Designed by Andrew Trotter over a three year process, Masseria Moroseta delves into the heart of Pugliese traditions of construction and building. Built using traditional techniques and local materials, the modern architecture is influenced by masserie (farmhouses) of the past. Set in five hectares of olive groves with trees up to 500 years old, Masseria Moroseta is an enclave of pared-down relaxation and rural simplicity.
The owner wanted a modern building that wouldn’t feel out of place amongst the olive trees. As in a traditional farmhouse, everything is set around the central courtyard: the salon and veranda with their views to the sea, the staircase to the roof terrace, and the six rooms and suites on either side, half with private gardens, the other half with private terraces looking out across the fields.

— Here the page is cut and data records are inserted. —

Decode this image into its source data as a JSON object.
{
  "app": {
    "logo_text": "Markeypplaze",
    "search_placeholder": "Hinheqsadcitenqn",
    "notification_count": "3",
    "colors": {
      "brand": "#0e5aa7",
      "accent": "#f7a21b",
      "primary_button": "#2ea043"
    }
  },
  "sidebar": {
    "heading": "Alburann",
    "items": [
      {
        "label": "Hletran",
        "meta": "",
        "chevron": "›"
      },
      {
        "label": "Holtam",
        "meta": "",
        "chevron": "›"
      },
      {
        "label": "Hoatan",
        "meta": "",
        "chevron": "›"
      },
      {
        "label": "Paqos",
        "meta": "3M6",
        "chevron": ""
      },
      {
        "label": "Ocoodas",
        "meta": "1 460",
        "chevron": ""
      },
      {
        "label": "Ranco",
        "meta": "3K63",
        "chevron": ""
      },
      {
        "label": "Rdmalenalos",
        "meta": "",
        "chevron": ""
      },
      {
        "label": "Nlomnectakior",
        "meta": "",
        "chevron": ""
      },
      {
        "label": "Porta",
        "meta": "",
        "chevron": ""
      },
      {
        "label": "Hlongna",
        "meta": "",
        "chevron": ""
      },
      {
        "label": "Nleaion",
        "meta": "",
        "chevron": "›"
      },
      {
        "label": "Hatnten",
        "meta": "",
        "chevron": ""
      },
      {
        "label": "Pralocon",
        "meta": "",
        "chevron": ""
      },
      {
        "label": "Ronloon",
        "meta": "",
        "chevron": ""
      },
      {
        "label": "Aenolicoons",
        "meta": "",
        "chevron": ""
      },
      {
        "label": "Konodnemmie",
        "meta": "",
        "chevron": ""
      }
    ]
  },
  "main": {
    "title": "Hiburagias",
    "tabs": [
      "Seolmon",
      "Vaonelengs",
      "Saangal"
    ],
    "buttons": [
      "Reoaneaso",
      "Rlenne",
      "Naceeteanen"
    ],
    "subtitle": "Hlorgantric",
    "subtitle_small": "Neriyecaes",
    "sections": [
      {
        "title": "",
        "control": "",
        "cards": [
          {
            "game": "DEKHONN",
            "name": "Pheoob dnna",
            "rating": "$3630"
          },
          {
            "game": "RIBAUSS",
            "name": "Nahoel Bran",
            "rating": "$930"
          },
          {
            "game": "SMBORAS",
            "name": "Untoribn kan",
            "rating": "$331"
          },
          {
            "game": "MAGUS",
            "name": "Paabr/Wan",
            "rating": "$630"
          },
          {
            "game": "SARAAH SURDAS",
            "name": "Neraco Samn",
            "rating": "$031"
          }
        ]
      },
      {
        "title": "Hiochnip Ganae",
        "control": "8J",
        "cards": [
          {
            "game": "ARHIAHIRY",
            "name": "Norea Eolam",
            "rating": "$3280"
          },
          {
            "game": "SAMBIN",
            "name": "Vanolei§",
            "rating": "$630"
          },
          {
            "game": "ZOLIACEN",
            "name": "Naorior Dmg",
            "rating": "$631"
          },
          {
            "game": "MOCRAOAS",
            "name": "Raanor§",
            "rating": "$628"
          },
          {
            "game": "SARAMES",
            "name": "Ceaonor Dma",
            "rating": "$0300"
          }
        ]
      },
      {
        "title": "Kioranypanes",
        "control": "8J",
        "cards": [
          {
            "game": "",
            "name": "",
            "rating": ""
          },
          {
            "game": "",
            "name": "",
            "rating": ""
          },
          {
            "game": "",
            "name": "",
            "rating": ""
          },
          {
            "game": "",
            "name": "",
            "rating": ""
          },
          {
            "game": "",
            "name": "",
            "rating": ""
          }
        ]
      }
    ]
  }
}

The masseria
entrance is the only opening in the frontal wall, a stronghold toward that gives no suggestion as to what is beyond.
Once inside, as you approach the large windowed entrance to the living room, you glimpse on the left your first sights of the olive trees, pool and the sea beyond. Traditional use of the local sandstone tufo
has been utilised throughout. Each room has a vaulted ceiling and 80 cm thick walls to keep the building cool, even when it is 40 degrees outside. The rooms to the left have high-walled private gardens filled with orange trees, while the rooms to the right have private terraces with views across the olive grove. Dry stone walls elevate the building to catch the breeze and more of the view to the sea, while creating space below to hold the spa, gym and services. All stones were recycled from the land during the excavation of the building.
The design of Masseria Moroseta has been made with extreme care to look after the environment. The one-meter-thick walls with eco-friendly recycled insulation, mean that very little air-conditioning is needed even in the hottest periods of the year, and very little heating in the winter. The living space with it’s cross ventilation windows, needs no air conditioning at all. Solar panels provide enough electricity and heat for the whole building, and there is a water for the organic farm. All the materials used in the construction are locally found, as are all the tradesmen.